> **Data shown**
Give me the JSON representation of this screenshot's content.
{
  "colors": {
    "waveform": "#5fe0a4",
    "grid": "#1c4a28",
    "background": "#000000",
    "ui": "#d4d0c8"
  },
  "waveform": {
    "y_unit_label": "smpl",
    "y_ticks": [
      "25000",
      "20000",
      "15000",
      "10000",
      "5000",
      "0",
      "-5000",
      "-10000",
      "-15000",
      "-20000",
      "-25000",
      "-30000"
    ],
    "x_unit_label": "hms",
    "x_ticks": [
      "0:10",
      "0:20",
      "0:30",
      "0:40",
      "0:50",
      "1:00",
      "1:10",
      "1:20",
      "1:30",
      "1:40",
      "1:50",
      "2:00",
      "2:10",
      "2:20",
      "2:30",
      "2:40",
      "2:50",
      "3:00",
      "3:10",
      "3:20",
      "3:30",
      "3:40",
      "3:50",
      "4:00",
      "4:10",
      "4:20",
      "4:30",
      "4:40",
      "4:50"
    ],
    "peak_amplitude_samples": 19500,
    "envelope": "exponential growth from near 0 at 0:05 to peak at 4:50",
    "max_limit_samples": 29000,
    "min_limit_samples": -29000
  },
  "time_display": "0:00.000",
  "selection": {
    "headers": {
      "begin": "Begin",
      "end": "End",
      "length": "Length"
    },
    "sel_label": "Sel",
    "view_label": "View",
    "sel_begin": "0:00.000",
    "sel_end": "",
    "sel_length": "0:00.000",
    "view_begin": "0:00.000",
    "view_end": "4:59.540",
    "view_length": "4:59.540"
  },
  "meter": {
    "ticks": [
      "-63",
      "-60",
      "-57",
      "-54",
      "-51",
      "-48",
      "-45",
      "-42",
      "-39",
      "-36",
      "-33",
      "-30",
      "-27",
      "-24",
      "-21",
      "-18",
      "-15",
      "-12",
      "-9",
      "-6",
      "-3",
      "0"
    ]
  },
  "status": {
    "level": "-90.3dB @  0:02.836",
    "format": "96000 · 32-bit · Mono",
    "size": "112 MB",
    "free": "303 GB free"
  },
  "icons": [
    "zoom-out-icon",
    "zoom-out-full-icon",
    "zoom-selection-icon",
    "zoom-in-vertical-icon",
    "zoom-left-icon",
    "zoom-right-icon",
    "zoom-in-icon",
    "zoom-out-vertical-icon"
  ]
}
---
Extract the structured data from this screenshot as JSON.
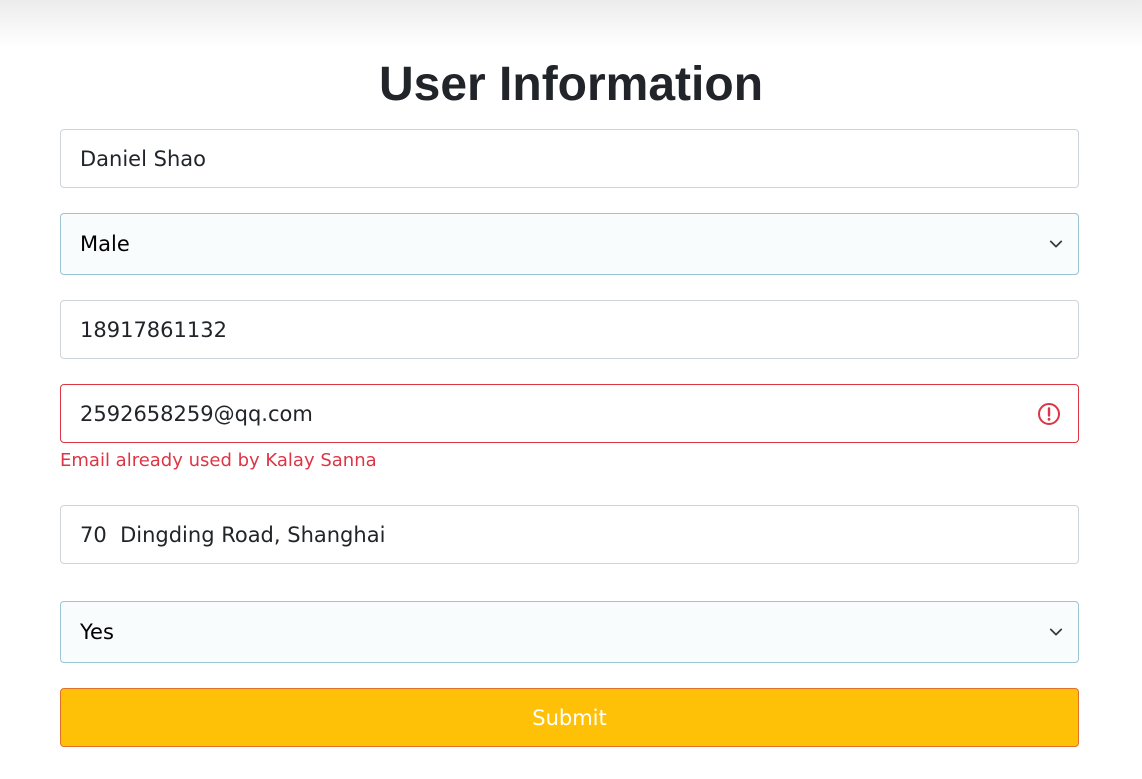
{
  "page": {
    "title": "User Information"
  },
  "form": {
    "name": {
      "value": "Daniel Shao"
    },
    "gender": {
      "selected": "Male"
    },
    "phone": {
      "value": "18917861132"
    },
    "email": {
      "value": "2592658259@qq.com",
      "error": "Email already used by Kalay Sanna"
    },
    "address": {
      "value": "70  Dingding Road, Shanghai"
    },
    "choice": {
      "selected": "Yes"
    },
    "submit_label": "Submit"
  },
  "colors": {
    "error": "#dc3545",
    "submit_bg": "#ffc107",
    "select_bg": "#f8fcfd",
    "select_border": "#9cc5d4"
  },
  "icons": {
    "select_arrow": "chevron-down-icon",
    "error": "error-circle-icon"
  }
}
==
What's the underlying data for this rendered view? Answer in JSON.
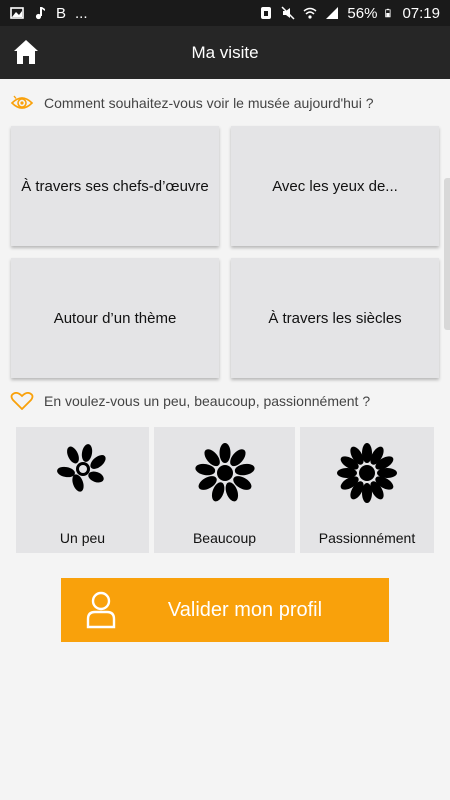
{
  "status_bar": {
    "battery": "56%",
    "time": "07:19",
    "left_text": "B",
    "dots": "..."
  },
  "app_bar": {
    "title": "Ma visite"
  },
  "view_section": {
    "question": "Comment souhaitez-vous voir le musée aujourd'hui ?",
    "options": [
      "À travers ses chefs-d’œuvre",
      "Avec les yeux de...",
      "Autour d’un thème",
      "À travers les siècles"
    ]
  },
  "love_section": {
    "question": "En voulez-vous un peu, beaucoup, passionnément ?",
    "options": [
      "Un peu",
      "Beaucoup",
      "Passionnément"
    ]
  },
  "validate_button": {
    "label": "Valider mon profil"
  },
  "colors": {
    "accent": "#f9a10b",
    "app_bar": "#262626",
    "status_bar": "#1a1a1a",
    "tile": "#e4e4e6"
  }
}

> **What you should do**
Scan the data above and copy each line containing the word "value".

> **Output of the task**
      "value": "Daniel Shao"
      "value": "18917861132"
      "value": "2592658259@qq.com",
      "value": "70  Dingding Road, Shanghai"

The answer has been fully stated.